Post by The Doctor
I will never give out perfect scores unless the episode is excpetional.
My own score would be a lot lower than 9.
As usual with Steven Moffat these days, that was very clever but full of
holes. I think the production team needs an official Devil's Advocate,
someone whose job is to say: "Brilliant idea, Steven, but there are some
problems with it: this, this and this. Can you find a plausible way to
work around them?"
First problem: the teleport technology used to bring the Doctor to the
castle is said by the Doctor to be limited to a range of one lightyear.
That's fundamental, as it allows the Doctor to know what the sky looks
like at the present time and hence to determine how far in the future he
is. From that he is able to work out that when he dies he must be
brought back to life using a back-up recording that his captors must
have made. But where within one lightyear could his prison possibly be?
It seems that it would have to be on a planet or moon somewhere in our
solar system. A force field could perhaps keep in a breathable
atmosphere, but it would have to be close enough to the sun to have a
proper night and day, its gravity would have to be not much less than
Earth's (judging by the speed at which the Doctor's trinket dropped),
and the atmosphere would have to be transparent. I'm not sure that
there's anywhere other than Earth itself meeting those criteria, and not
even Earth would do so after a billion years had passed. Then at the end
of the episode he is teleported again and seemingly finds himself on
Gallifrey, if I've interpreted it correctly. OK, maybe this was a
different sort of teleport device, not limited to one lightyear in
range. I wouldn't normally try to analyse a Who episode in such hard SF
terms, but by using a hard SF idea this episode invited that.
Second problem: Apparently the Veil instantly knows when the Doctor has
made a true confession. It has to, as its creators must know that he is
quite capable of lying. And since the Doctor does not try to lie to it,
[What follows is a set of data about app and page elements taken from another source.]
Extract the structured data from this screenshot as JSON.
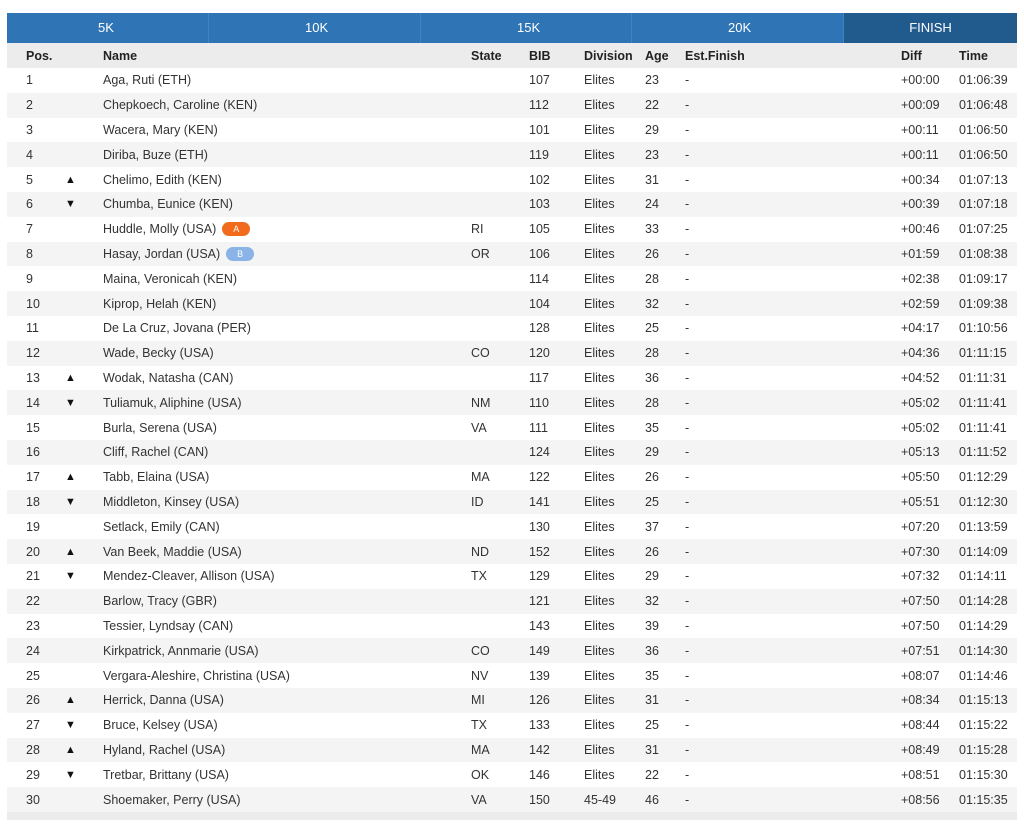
{
  "tabs": [
    {
      "label": "5K"
    },
    {
      "label": "10K"
    },
    {
      "label": "15K"
    },
    {
      "label": "20K"
    },
    {
      "label": "FINISH"
    }
  ],
  "columns": {
    "pos": "Pos.",
    "name": "Name",
    "state": "State",
    "bib": "BIB",
    "division": "Division",
    "age": "Age",
    "est": "Est.Finish",
    "diff": "Diff",
    "time": "Time"
  },
  "arrows": {
    "up": "▲",
    "down": "▼"
  },
  "colors": {
    "header_bar": "#2f74b5",
    "active_tab": "#215b8e",
    "badge_A": "#f26b1d",
    "badge_B": "#8ab4e8"
  },
  "rows": [
    {
      "pos": "1",
      "arrow": "",
      "name": "Aga, Ruti (ETH)",
      "badge": "",
      "state": "",
      "bib": "107",
      "division": "Elites",
      "age": "23",
      "est": "-",
      "diff": "+00:00",
      "time": "01:06:39"
    },
    {
      "pos": "2",
      "arrow": "",
      "name": "Chepkoech, Caroline (KEN)",
      "badge": "",
      "state": "",
      "bib": "112",
      "division": "Elites",
      "age": "22",
      "est": "-",
      "diff": "+00:09",
      "time": "01:06:48"
    },
    {
      "pos": "3",
      "arrow": "",
      "name": "Wacera, Mary (KEN)",
      "badge": "",
      "state": "",
      "bib": "101",
      "division": "Elites",
      "age": "29",
      "est": "-",
      "diff": "+00:11",
      "time": "01:06:50"
    },
    {
      "pos": "4",
      "arrow": "",
      "name": "Diriba, Buze (ETH)",
      "badge": "",
      "state": "",
      "bib": "119",
      "division": "Elites",
      "age": "23",
      "est": "-",
      "diff": "+00:11",
      "time": "01:06:50"
    },
    {
      "pos": "5",
      "arrow": "up",
      "name": "Chelimo, Edith (KEN)",
      "badge": "",
      "state": "",
      "bib": "102",
      "division": "Elites",
      "age": "31",
      "est": "-",
      "diff": "+00:34",
      "time": "01:07:13"
    },
    {
      "pos": "6",
      "arrow": "down",
      "name": "Chumba, Eunice (KEN)",
      "badge": "",
      "state": "",
      "bib": "103",
      "division": "Elites",
      "age": "24",
      "est": "-",
      "diff": "+00:39",
      "time": "01:07:18"
    },
    {
      "pos": "7",
      "arrow": "",
      "name": "Huddle, Molly (USA)",
      "badge": "A",
      "state": "RI",
      "bib": "105",
      "division": "Elites",
      "age": "33",
      "est": "-",
      "diff": "+00:46",
      "time": "01:07:25"
    },
    {
      "pos": "8",
      "arrow": "",
      "name": "Hasay, Jordan (USA)",
      "badge": "B",
      "state": "OR",
      "bib": "106",
      "division": "Elites",
      "age": "26",
      "est": "-",
      "diff": "+01:59",
      "time": "01:08:38"
    },
    {
      "pos": "9",
      "arrow": "",
      "name": "Maina, Veronicah (KEN)",
      "badge": "",
      "state": "",
      "bib": "114",
      "division": "Elites",
      "age": "28",
      "est": "-",
      "diff": "+02:38",
      "time": "01:09:17"
    },
    {
      "pos": "10",
      "arrow": "",
      "name": "Kiprop, Helah (KEN)",
      "badge": "",
      "state": "",
      "bib": "104",
      "division": "Elites",
      "age": "32",
      "est": "-",
      "diff": "+02:59",
      "time": "01:09:38"
    },
    {
      "pos": "11",
      "arrow": "",
      "name": "De La Cruz, Jovana (PER)",
      "badge": "",
      "state": "",
      "bib": "128",
      "division": "Elites",
      "age": "25",
      "est": "-",
      "diff": "+04:17",
      "time": "01:10:56"
    },
    {
      "pos": "12",
      "arrow": "",
      "name": "Wade, Becky (USA)",
      "badge": "",
      "state": "CO",
      "bib": "120",
      "division": "Elites",
      "age": "28",
      "est": "-",
      "diff": "+04:36",
      "time": "01:11:15"
    },
    {
      "pos": "13",
      "arrow": "up",
      "name": "Wodak, Natasha (CAN)",
      "badge": "",
      "state": "",
      "bib": "117",
      "division": "Elites",
      "age": "36",
      "est": "-",
      "diff": "+04:52",
      "time": "01:11:31"
    },
    {
      "pos": "14",
      "arrow": "down",
      "name": "Tuliamuk, Aliphine (USA)",
      "badge": "",
      "state": "NM",
      "bib": "110",
      "division": "Elites",
      "age": "28",
      "est": "-",
      "diff": "+05:02",
      "time": "01:11:41"
    },
    {
      "pos": "15",
      "arrow": "",
      "name": "Burla, Serena (USA)",
      "badge": "",
      "state": "VA",
      "bib": "111",
      "division": "Elites",
      "age": "35",
      "est": "-",
      "diff": "+05:02",
      "time": "01:11:41"
    },
    {
      "pos": "16",
      "arrow": "",
      "name": "Cliff, Rachel (CAN)",
      "badge": "",
      "state": "",
      "bib": "124",
      "division": "Elites",
      "age": "29",
      "est": "-",
      "diff": "+05:13",
      "time": "01:11:52"
    },
    {
      "pos": "17",
      "arrow": "up",
      "name": "Tabb, Elaina (USA)",
      "badge": "",
      "state": "MA",
      "bib": "122",
      "division": "Elites",
      "age": "26",
      "est": "-",
      "diff": "+05:50",
      "time": "01:12:29"
    },
    {
      "pos": "18",
      "arrow": "down",
      "name": "Middleton, Kinsey (USA)",
      "badge": "",
      "state": "ID",
      "bib": "141",
      "division": "Elites",
      "age": "25",
      "est": "-",
      "diff": "+05:51",
      "time": "01:12:30"
    },
    {
      "pos": "19",
      "arrow": "",
      "name": "Setlack, Emily (CAN)",
      "badge": "",
      "state": "",
      "bib": "130",
      "division": "Elites",
      "age": "37",
      "est": "-",
      "diff": "+07:20",
      "time": "01:13:59"
    },
    {
      "pos": "20",
      "arrow": "up",
      "name": "Van Beek, Maddie (USA)",
      "badge": "",
      "state": "ND",
      "bib": "152",
      "division": "Elites",
      "age": "26",
      "est": "-",
      "diff": "+07:30",
      "time": "01:14:09"
    },
    {
      "pos": "21",
      "arrow": "down",
      "name": "Mendez-Cleaver, Allison (USA)",
      "badge": "",
      "state": "TX",
      "bib": "129",
      "division": "Elites",
      "age": "29",
      "est": "-",
      "diff": "+07:32",
      "time": "01:14:11"
    },
    {
      "pos": "22",
      "arrow": "",
      "name": "Barlow, Tracy (GBR)",
      "badge": "",
      "state": "",
      "bib": "121",
      "division": "Elites",
      "age": "32",
      "est": "-",
      "diff": "+07:50",
      "time": "01:14:28"
    },
    {
      "pos": "23",
      "arrow": "",
      "name": "Tessier, Lyndsay (CAN)",
      "badge": "",
      "state": "",
      "bib": "143",
      "division": "Elites",
      "age": "39",
      "est": "-",
      "diff": "+07:50",
      "time": "01:14:29"
    },
    {
      "pos": "24",
      "arrow": "",
      "name": "Kirkpatrick, Annmarie (USA)",
      "badge": "",
      "state": "CO",
      "bib": "149",
      "division": "Elites",
      "age": "36",
      "est": "-",
      "diff": "+07:51",
      "time": "01:14:30"
    },
    {
      "pos": "25",
      "arrow": "",
      "name": "Vergara-Aleshire, Christina (USA)",
      "badge": "",
      "state": "NV",
      "bib": "139",
      "division": "Elites",
      "age": "35",
      "est": "-",
      "diff": "+08:07",
      "time": "01:14:46"
    },
    {
      "pos": "26",
      "arrow": "up",
      "name": "Herrick, Danna (USA)",
      "badge": "",
      "state": "MI",
      "bib": "126",
      "division": "Elites",
      "age": "31",
      "est": "-",
      "diff": "+08:34",
      "time": "01:15:13"
    },
    {
      "pos": "27",
      "arrow": "down",
      "name": "Bruce, Kelsey (USA)",
      "badge": "",
      "state": "TX",
      "bib": "133",
      "division": "Elites",
      "age": "25",
      "est": "-",
      "diff": "+08:44",
      "time": "01:15:22"
    },
    {
      "pos": "28",
      "arrow": "up",
      "name": "Hyland, Rachel (USA)",
      "badge": "",
      "state": "MA",
      "bib": "142",
      "division": "Elites",
      "age": "31",
      "est": "-",
      "diff": "+08:49",
      "time": "01:15:28"
    },
    {
      "pos": "29",
      "arrow": "down",
      "name": "Tretbar, Brittany (USA)",
      "badge": "",
      "state": "OK",
      "bib": "146",
      "division": "Elites",
      "age": "22",
      "est": "-",
      "diff": "+08:51",
      "time": "01:15:30"
    },
    {
      "pos": "30",
      "arrow": "",
      "name": "Shoemaker, Perry (USA)",
      "badge": "",
      "state": "VA",
      "bib": "150",
      "division": "45-49",
      "age": "46",
      "est": "-",
      "diff": "+08:56",
      "time": "01:15:35"
    }
  ]
}
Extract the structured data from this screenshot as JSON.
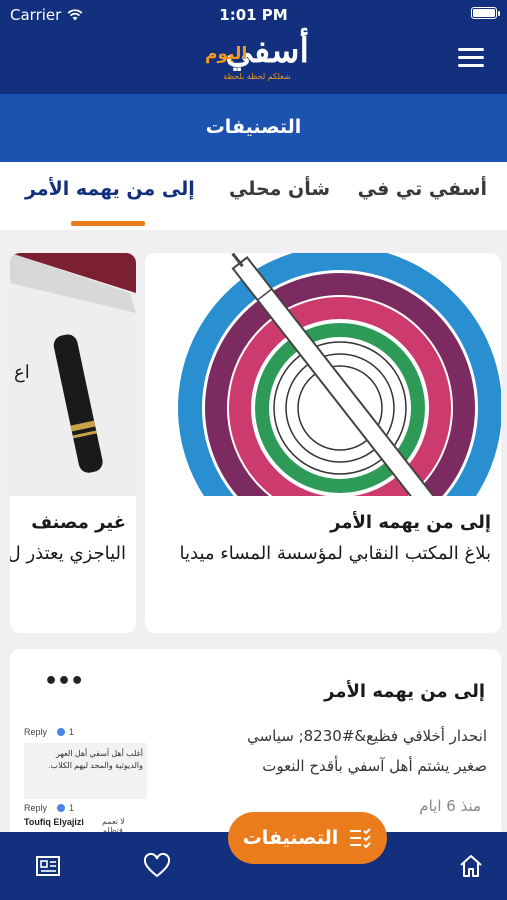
{
  "status_bar": {
    "carrier": "Carrier",
    "time": "1:01 PM"
  },
  "header": {
    "logo_main": "أسفي",
    "logo_accent": "اليوم",
    "logo_tagline": "شعلكم لحظة بلحظة",
    "menu_icon": "hamburger-menu-icon"
  },
  "title_bar": {
    "title": "التصنيفات"
  },
  "tabs": [
    {
      "label": "أسفي تي في"
    },
    {
      "label": "شأن محلي"
    },
    {
      "label": "إلى من يهمه الأمر",
      "active": true
    }
  ],
  "featured_cards": [
    {
      "category": "إلى من يهمه الأمر",
      "headline": "بلاغ المكتب النقابي لمؤسسة المساء ميديا",
      "image": "concentric-circles-pen-illustration"
    },
    {
      "category": "غير مصنف",
      "headline": "الياجزي يعتذر ل",
      "image": "pen-on-paper-photo",
      "image_text": "اع"
    }
  ],
  "list_items": [
    {
      "category": "إلى من يهمه الأمر",
      "title": "انحدار أخلاقي فظيع&#8230; سياسي صغير يشتم أهل آسفي بأقدح النعوت",
      "time": "منذ 6 ايام",
      "more_icon": "more-dots-icon",
      "thumbnail": {
        "reply_label": "Reply",
        "count": "1",
        "text": "أغلب أهل آسفي أهل العهر والديوثية والمحد ليهم الكلاب.",
        "author": "Toufiq Elyajizi",
        "snippet": "لا تعمم فتظلم"
      }
    }
  ],
  "bottom_nav": {
    "home_icon": "home-icon",
    "categories_label": "التصنيفات",
    "categories_icon": "checklist-icon",
    "favorites_icon": "heart-icon",
    "news_icon": "newspaper-icon"
  },
  "colors": {
    "header_blue": "#12307e",
    "title_blue": "#1c52b0",
    "accent_orange": "#ea7c1c"
  }
}
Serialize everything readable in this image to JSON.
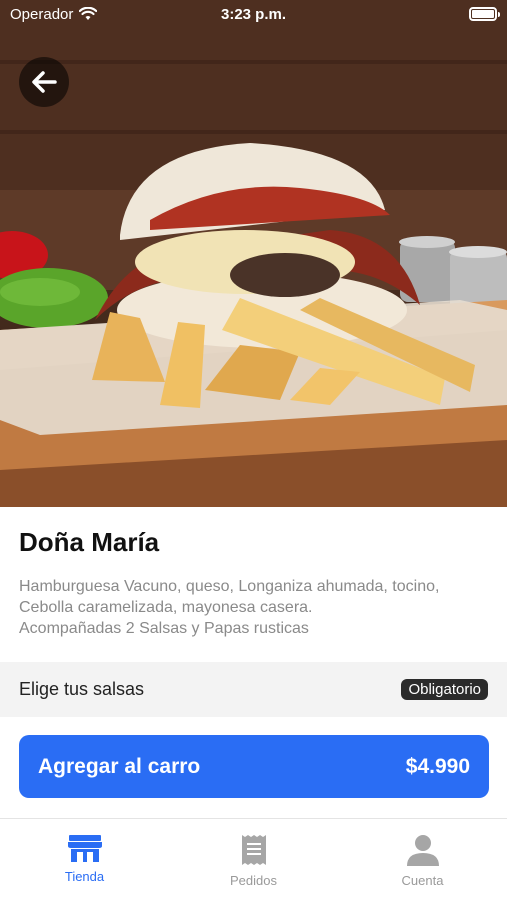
{
  "status_bar": {
    "carrier": "Operador",
    "time": "3:23 p.m."
  },
  "product": {
    "name": "Doña María",
    "description_lines": [
      "Hamburguesa Vacuno, queso, Longaniza ahumada, tocino,",
      "Cebolla caramelizada, mayonesa casera.",
      "Acompañadas 2 Salsas y Papas rusticas"
    ]
  },
  "options": {
    "sauce_label": "Elige tus salsas",
    "required_badge": "Obligatorio"
  },
  "cart_button": {
    "label": "Agregar al carro",
    "price": "$4.990"
  },
  "tab_bar": {
    "items": [
      {
        "label": "Tienda",
        "icon": "store-icon",
        "active": true
      },
      {
        "label": "Pedidos",
        "icon": "receipt-icon",
        "active": false
      },
      {
        "label": "Cuenta",
        "icon": "user-icon",
        "active": false
      }
    ]
  },
  "colors": {
    "accent": "#2a6df4",
    "badge_bg": "#2b2b2b",
    "section_bg": "#f3f3f3",
    "inactive_tab": "#9a9a9a"
  }
}
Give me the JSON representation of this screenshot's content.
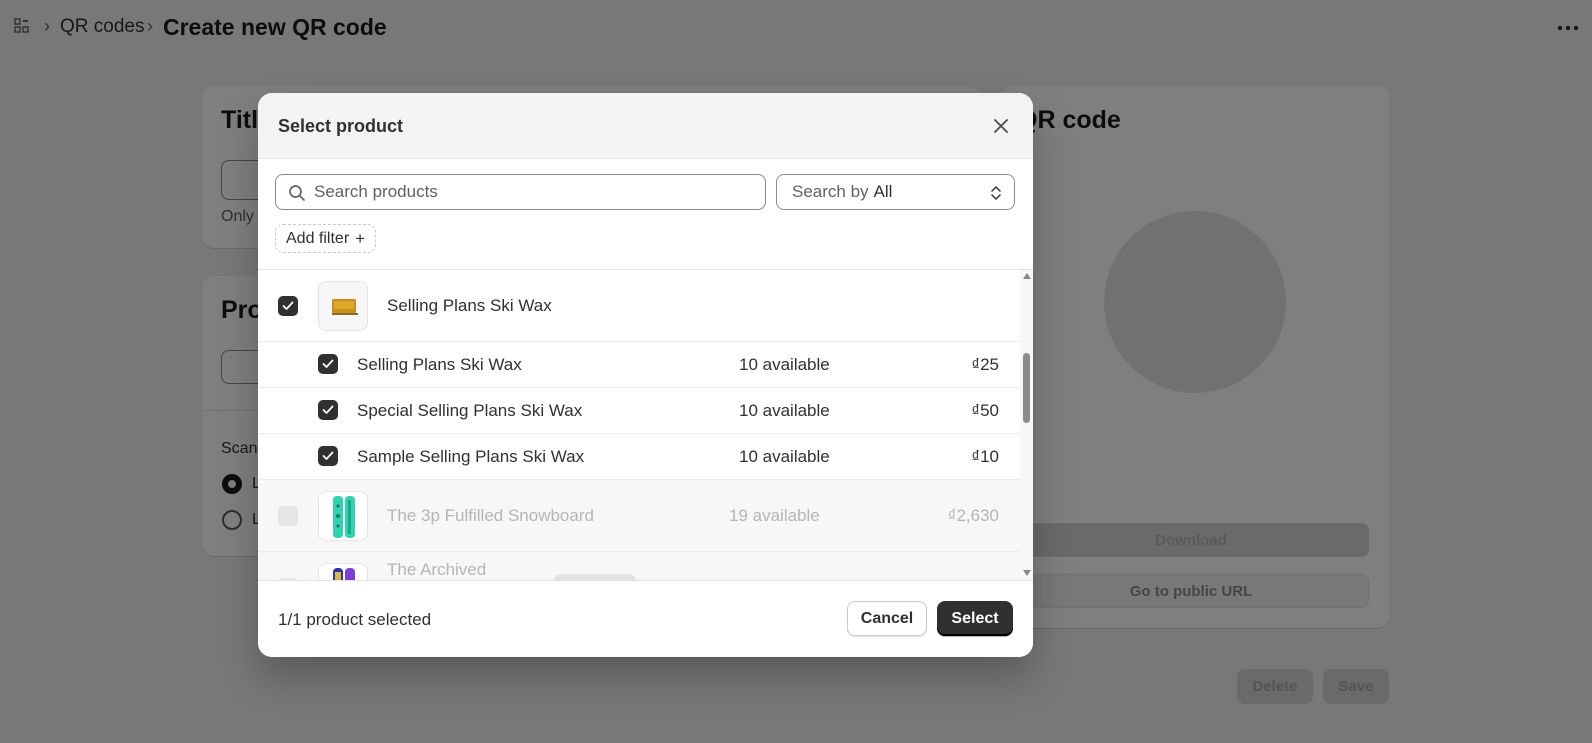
{
  "breadcrumb": {
    "link": "QR codes",
    "title": "Create new QR code"
  },
  "background": {
    "title_card_heading": "Title",
    "title_help": "Only",
    "product_card_heading": "Pro",
    "scan_label": "Scan",
    "radio_1_label": "L",
    "radio_2_label": "L",
    "qr_card_heading": "QR code",
    "download_label": "Download",
    "public_url_label": "Go to public URL",
    "delete_label": "Delete",
    "save_label": "Save"
  },
  "modal": {
    "title": "Select product",
    "search": {
      "placeholder": "Search products",
      "value": ""
    },
    "search_by": {
      "prefix": "Search by",
      "value": "All"
    },
    "add_filter_label": "Add filter",
    "products": [
      {
        "name": "Selling Plans Ski Wax",
        "checked": true,
        "thumb_icon": "ski-wax-icon",
        "variants": [
          {
            "name": "Selling Plans Ski Wax",
            "availability": "10 available",
            "price": "₫25"
          },
          {
            "name": "Special Selling Plans Ski Wax",
            "availability": "10 available",
            "price": "₫50"
          },
          {
            "name": "Sample Selling Plans Ski Wax",
            "availability": "10 available",
            "price": "₫10"
          }
        ]
      },
      {
        "name": "The 3p Fulfilled Snowboard",
        "availability": "19 available",
        "price": "₫2,630",
        "disabled": true,
        "thumb_icon": "snowboard-icon"
      },
      {
        "name": "The Archived",
        "disabled": true,
        "thumb_icon": "snowboard-icon"
      }
    ],
    "footer": {
      "selection_count": "1/1 product selected",
      "cancel_label": "Cancel",
      "select_label": "Select"
    }
  },
  "colors": {
    "primary_button": "#303030",
    "overlay": "rgba(0,0,0,0.5)",
    "muted_text": "#b5b5b5"
  }
}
he must believe that it will know if he lies. How can it do that, unless
his captors have access to all his memories (which he more or less
concedes they do when he refers to the prison having things that
particularly scare him)? If they have all his memories, which they could
surely access by scanning the back-up on disk that they've made of him,
then why do they need him to confess? They should know all about the
mysterious Hybrid and who it is. (If it's the Doctor himself, I do hope
they aren't going to revive the "Doctor has a mother from Earth" idea.)
I also have a problem with the whole idea of being able to recreate the
Doctor perfectly from a back-up. (Talking of confessions: that the
Doctor originally left Gallifrey because of fear rather than boredom is
interesting. I wonder what he feared.)
Third problem: Could even the Time Lords keep this operation running for
over a billion years? Even their creations can't be immune to entropy. I
wish a more believable time-span such as 5,000 years had been chosen.
Fourth and biggest problem: Surely the Time Lords must have installed
some sort of monitoring system in their prison, even if its operation is
fully automated? They know how resourceful the Doctor is. With a billion
years to work out what is going on, they should surely have realised
that the Doctor wasn't punching the adamantine shield out of pure pique.
Even if they didn't, they should surely have been able to detect the
increasing level of damage to it.
I suppose if the episode could provoke such a lot of thought on my part,
then it must have been better than I at first thought! The big reveal at
the end didn't come as a great surprise. Only the Time Lords combine
such a high level of technology with such a high level of sadism!
Anyway, I'm looking forward to next week, when it seems we'll get to
meet a lot more characters than just the Doctor, his imagined Clara, and
"Honest criticism is hard to take,
particularly from a relative, a friend,
an acquaintance, or a stranger." Franklin P Jones